**What is being asked**
Collect from the data below each line with "Wordpress".
*** Excerpted data Section Begins ***
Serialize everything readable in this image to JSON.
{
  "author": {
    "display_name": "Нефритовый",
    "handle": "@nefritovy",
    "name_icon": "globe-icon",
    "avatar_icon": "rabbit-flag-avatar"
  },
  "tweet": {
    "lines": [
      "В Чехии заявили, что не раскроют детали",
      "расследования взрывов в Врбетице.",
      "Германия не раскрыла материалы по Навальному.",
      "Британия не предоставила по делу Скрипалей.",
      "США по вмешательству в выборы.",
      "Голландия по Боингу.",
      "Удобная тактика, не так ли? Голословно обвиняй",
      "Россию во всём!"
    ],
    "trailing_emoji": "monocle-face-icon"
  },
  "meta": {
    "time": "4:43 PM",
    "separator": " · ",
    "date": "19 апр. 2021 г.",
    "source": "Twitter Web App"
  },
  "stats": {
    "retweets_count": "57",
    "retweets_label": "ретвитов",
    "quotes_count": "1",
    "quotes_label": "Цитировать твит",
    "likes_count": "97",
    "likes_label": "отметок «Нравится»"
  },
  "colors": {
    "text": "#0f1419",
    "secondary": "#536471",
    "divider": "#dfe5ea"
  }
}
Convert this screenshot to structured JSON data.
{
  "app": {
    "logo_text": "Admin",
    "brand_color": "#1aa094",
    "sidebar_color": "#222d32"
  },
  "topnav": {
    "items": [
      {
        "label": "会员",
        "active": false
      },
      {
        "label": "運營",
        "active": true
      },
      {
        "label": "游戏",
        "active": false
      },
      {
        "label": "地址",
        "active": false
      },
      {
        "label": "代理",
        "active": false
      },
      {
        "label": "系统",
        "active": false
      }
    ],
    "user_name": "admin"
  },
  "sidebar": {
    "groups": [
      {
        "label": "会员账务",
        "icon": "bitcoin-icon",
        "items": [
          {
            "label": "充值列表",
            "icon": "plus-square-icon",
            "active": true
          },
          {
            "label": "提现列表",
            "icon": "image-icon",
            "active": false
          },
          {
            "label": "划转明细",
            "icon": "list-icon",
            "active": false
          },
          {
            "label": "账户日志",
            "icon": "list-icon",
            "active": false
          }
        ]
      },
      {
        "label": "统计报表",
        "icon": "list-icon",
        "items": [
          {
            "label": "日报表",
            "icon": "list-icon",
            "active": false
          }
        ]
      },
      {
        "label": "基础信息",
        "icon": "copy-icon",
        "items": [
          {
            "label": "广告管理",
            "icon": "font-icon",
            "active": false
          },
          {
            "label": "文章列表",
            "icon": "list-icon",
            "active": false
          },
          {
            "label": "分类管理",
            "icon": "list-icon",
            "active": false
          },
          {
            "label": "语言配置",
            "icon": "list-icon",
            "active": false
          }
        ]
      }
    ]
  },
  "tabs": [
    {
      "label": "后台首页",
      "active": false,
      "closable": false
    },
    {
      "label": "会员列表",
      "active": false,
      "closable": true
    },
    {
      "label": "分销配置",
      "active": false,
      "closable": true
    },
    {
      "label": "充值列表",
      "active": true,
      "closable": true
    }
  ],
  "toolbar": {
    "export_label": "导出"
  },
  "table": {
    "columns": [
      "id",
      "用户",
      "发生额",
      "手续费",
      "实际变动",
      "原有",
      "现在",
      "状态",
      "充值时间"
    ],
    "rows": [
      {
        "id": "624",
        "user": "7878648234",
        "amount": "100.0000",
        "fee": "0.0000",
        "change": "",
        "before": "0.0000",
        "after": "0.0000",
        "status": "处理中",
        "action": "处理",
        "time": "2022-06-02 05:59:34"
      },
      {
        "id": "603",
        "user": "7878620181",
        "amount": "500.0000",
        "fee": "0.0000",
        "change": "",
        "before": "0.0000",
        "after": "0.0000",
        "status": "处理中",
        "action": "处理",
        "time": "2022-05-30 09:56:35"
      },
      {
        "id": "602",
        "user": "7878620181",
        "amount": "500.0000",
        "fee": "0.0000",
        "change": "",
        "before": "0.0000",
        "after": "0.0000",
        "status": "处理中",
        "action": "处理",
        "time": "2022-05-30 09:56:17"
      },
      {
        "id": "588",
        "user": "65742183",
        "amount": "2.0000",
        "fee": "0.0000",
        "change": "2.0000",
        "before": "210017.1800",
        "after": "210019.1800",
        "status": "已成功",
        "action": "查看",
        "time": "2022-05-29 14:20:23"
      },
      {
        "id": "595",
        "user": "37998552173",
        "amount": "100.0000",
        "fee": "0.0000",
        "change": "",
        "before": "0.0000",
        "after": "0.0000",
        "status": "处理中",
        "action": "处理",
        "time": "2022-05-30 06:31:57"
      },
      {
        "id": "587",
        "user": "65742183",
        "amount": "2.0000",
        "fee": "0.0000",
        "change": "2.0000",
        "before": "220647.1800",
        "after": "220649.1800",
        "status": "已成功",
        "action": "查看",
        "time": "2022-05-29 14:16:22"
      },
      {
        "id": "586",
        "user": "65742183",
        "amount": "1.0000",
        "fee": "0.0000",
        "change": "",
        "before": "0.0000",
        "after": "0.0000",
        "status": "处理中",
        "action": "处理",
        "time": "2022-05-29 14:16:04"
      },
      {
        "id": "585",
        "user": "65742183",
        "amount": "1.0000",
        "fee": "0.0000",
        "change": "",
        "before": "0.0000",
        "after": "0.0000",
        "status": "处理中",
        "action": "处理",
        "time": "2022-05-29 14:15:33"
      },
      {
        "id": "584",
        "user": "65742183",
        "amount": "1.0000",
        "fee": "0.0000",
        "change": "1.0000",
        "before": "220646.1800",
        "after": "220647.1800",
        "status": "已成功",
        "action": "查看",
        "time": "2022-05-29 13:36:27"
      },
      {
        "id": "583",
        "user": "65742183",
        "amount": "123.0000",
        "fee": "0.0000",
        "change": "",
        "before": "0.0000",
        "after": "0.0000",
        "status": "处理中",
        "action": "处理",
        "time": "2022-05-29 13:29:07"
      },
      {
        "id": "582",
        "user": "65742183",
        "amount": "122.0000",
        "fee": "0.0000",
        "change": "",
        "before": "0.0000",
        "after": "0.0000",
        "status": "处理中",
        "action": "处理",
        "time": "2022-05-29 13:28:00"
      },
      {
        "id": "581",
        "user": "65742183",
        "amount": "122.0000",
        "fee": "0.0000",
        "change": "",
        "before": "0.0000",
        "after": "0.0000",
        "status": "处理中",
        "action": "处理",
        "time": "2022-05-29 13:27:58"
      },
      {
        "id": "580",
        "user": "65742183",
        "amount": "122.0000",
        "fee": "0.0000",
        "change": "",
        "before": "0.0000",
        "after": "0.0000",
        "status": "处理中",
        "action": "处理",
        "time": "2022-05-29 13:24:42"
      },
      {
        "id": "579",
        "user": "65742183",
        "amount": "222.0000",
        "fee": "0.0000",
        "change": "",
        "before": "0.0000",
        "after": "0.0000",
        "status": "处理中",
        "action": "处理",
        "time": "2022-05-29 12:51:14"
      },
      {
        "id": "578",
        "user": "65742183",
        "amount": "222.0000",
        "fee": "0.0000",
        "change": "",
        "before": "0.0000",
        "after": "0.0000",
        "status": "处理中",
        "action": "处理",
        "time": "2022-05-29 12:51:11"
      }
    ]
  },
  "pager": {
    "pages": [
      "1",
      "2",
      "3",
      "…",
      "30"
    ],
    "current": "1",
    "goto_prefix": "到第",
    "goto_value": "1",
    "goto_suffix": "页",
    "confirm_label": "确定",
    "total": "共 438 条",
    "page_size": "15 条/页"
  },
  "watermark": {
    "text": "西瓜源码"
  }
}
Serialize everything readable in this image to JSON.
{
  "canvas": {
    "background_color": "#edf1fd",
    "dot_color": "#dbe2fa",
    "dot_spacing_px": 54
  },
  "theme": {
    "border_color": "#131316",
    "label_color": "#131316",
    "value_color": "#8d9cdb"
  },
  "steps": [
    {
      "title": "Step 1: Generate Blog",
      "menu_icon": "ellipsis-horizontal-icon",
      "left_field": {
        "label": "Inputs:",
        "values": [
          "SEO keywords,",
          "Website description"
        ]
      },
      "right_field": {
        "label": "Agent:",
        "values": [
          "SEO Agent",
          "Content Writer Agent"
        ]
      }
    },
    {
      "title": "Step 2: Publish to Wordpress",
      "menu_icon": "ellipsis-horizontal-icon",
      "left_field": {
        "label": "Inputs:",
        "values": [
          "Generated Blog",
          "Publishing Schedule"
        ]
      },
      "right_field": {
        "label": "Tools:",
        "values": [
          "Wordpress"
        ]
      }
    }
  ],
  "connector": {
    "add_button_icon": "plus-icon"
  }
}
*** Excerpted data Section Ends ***
**Solution for this problem**
      "title": "Step 2: Publish to Wordpress",
          "Wordpress"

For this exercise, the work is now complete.